|RAUNER: Bought the primary?|
If those polls are to be taken seriously, it will be Bruce Rauner and James Oberweis at the top of the Republican ticket, challenging Gov. Pat Quinn and Sen. Richard Durbin, respectively, and leading the efforts of all Republicans across Illinois trying to get elected to government office.
NOW I’M NOT terribly interested in writing about whether Rauner and Oberweis really are the best bets to seriously challenge Quinn and Durbin in the November general election. There will be plenty of time to do that in coming months.
It’s just that reading the details of those polls, it becomes quite apparent that despite all the talk amongst Republicans about how voters are energized by their candidates to clobber Dems come November, the opposite seems to be true.
I don’t think anybody in this candidate field has really captured the public’s love and affection, so to speak.
Rauner, the venture capitalist whom some GOPers think is too close and personal to Mayor Rahm Emanuel, is the one who has used his personal wealth to advertise his existence.
WHICH MAKES IT very likely that to many would-be voters who probably just now are starting to pay any attention to the election cycle, Rauner is the only one they may have heard of.
The other three candidates may well be unknowns – which is a blow to the 2010 campaign between Bill Brady and Kirk Dillard, who don’t seem to gain anything from having run before.
|OBERWEIS: On way to a win?|
Rauner may well succeed in buying enough name recognition early on that there just isn’t enough time for the opposition to catch up. Since if the Tribune poll published earlier this week turns out to bear any resemblance to reality, nearly all the undecided voters would have to swing to Brady for him to prevail.
RUTHERFORD AND DILLARD are just too far behind to catch up to Rauner, it would seem.
|Will Hardiman do worse ...|
This may well become the gubernatorial race between a pair of Chicago residents – a concept that is bound to repulse many among the voters from rural parts of the state who are determined to dump Quinn because they think he’s too urban in his perspective on life.
The same seems to be holding up in the Senate primary, where Oberweis has such a large lead that he’s already the Election Day winner – provided that the poll results turn out to be real.
Then again, Oberweis is the guy who has run past campaigns for governor, senator and representative – before finally winning a seat in the Illinois state Senate.
AFTER ALL THAT, he had better be known to more voters than just about any other candidate (the Tribune poll indicates he has 88 percent name recognition). Although there are those who wonder if his recognition is for such negative past activity that it will kill him – and other Republican candidates on the ticket – come November.
What it does mean is that Doug Truax, a business executive from suburban Downers Grove, hasn’t done much in the way of getting his name out to the public.

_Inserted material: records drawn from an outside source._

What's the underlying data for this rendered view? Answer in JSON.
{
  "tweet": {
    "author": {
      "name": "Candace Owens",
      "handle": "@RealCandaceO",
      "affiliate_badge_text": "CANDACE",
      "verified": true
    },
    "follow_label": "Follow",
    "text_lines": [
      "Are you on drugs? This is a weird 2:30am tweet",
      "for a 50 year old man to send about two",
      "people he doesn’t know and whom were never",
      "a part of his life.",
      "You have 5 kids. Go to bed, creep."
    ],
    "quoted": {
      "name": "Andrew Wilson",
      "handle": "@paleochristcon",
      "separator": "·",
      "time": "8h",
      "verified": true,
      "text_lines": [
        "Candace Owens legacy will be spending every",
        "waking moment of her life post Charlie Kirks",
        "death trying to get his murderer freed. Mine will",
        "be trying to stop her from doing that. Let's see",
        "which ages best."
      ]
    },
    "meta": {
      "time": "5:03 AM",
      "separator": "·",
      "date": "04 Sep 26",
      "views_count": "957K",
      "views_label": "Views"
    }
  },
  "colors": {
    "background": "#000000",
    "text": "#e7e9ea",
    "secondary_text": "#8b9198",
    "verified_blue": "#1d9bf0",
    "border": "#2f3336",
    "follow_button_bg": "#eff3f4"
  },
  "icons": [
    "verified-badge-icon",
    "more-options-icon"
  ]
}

Because there are those who would like to have an alternative to vote for March 18.
|... than Truax on Election Day?|
Nobody seems to give Hardiman any chance to actually beat Quinn. Although I wonder if he winds up getting more support in that campaign than Truax does against the man whose dairy company, admittedly, does make some fine ice cream.